Financial ratio analysis
Ratio analysis is a principle technique so far knows to judge the condition portrayed by the financial statement. It is a multifarious tool for analysis the capital structure. Ratios are useful as they can be used to summarize briefly relationship and result which are significant to an appreciation of critical business indicator of performance. Ratios are also useful for the purpose of comparing performance from year to year. A) Liquidity ratio: Liquidity or short term solvency ratios measure the company’s ability to meet the short term obligation as and when they fall due. These ratios revels the short term solvency of a concern.
(1) Current ratio:
Meaning – Those ratios reveals the relationship between current asset and current liabilities. Objectives- The main object is to measure the ability of concern to meet its short term obligation and to depict the short term financial soundness of a concern. Current assets
The current ratios for last 4 years are as follows:
Year ended on 31 March
Year| Current Assets| Current liabilities| CurrentRatio| 2006| 948989569| 1819551834| 0.52|
2007| 1169317014| 2191984717| 0.53|
2008| 1450772388| 2349045636| 0.62|
2009| 1608037000| 2806358000| 0.57|
2010| 544509000| 1892749000| 0.28|
Current Ratio Chart
(ii) Quick ratio or Acid Test ratio
Meaning- The ratio reveals the relationship between quick assets and liabilities. Objectives- The main objective of computing this ratio is to measure the ability of the firm to meet its short term obligation when due without relying upon the realization of stock. Computation- quick ratio/quick liabilities
The quick ratios for the last 4 years are as follows:
year| Quick Asset (Rs)| Quick liability (Rs)| Quick Ratio| 2007| 817546357| 1816207332| 0.45|
2008| 795972443| 1922804439| 0.41|
2009| 1330681000| 2349045636| 0.56|
2010| 1263982000| 28006358000| 0.45|
Quick ratio graph
This ratio shows the liquidity position of a firm. Generally a quick ratio is to be 1:1. A concern having a quick ratio of less than 1 may not be meeting its short term obligation in time if it is greater than 1 may be able to meet its short term obligation in term obligation in time it’s very effective in inventory management.
(ii) Cash ratio- cash ratio shows the cash position of the business. Cash is the most liquid asset. Cash reservoir is constituted at of cash at bank.

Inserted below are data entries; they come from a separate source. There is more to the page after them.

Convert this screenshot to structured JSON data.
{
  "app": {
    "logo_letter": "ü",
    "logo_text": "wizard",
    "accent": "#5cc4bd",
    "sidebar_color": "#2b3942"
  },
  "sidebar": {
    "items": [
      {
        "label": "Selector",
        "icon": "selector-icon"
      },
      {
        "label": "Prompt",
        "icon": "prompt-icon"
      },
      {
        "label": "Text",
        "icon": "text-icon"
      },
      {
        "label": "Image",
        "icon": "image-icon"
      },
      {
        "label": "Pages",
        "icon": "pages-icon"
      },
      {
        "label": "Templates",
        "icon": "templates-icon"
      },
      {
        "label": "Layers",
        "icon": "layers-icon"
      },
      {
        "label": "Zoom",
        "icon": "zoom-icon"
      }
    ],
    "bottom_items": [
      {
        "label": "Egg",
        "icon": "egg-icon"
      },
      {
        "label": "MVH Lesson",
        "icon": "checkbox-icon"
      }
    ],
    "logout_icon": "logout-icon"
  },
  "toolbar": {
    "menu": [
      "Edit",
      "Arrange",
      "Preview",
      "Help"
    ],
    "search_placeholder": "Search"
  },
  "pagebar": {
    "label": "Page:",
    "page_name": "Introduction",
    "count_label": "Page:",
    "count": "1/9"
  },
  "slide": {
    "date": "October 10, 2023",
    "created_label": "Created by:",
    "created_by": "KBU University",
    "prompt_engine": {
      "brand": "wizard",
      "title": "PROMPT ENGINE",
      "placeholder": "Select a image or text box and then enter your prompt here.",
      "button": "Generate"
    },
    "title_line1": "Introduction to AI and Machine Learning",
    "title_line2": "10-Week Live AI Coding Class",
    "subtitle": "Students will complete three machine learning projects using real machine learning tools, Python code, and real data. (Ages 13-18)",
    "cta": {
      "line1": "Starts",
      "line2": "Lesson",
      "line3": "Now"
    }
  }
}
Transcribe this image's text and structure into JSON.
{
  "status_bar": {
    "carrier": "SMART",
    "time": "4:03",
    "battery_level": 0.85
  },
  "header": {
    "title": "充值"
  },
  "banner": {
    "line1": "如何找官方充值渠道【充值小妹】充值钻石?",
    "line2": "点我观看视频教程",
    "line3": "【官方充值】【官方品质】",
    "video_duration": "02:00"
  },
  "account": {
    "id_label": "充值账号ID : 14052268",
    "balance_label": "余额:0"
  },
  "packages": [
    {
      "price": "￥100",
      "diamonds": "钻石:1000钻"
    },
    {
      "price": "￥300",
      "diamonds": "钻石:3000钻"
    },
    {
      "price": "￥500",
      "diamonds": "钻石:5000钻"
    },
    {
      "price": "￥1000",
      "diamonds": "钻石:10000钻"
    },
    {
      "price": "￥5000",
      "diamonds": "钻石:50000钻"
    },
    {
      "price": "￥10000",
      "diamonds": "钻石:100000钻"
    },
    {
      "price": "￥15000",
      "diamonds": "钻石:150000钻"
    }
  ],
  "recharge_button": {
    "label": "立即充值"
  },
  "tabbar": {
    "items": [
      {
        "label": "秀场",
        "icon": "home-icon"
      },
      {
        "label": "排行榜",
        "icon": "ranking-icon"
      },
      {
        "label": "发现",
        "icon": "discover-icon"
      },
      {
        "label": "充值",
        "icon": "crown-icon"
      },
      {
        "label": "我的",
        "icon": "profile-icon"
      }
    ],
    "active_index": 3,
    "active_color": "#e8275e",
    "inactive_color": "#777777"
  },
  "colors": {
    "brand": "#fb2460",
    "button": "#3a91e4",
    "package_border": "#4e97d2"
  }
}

Cash ratio is found by dividing cash reservoir by current liabilities.
Cash ratio = cash reservoirs/current liabilities
The cash ratios for the last 4 years are as follows-
year| Cash Rs (in lacs)| Current liabilities Rs(in lacs)| Cash ratio| 2007| 473.51| 1819.55| .26|
2008| 454.57| 2119.98| .21|
2009| 748.46| 2349.04| .32|
2010| 573.25| 2806.35| .20|
Cash ratio chart
Since cash is the most liquid asset a financial analyst may examine the ratio of cash and its equivalent to current liabilities.
Here, in RFC this ratio has a decreasing trend and only in year 2008 it is more than 10. And in remaining year it is less than 10 which indicates that the cash held by RFC is not increasing in same proportion as its current liabilities.
In general, it is not good to have a very high cash position. That may keep cash reservoir either idle or low yield. On the other hand, cash reservoir should not be too low. Too low cash position may create cash crises and effect day to day operations. The cash position is maintained according to the requirement by finance department.
(B) Capital Structure or Leverage Ratio
Leverage or capital structure ratios are calculated to judge the long term financial position of the firm....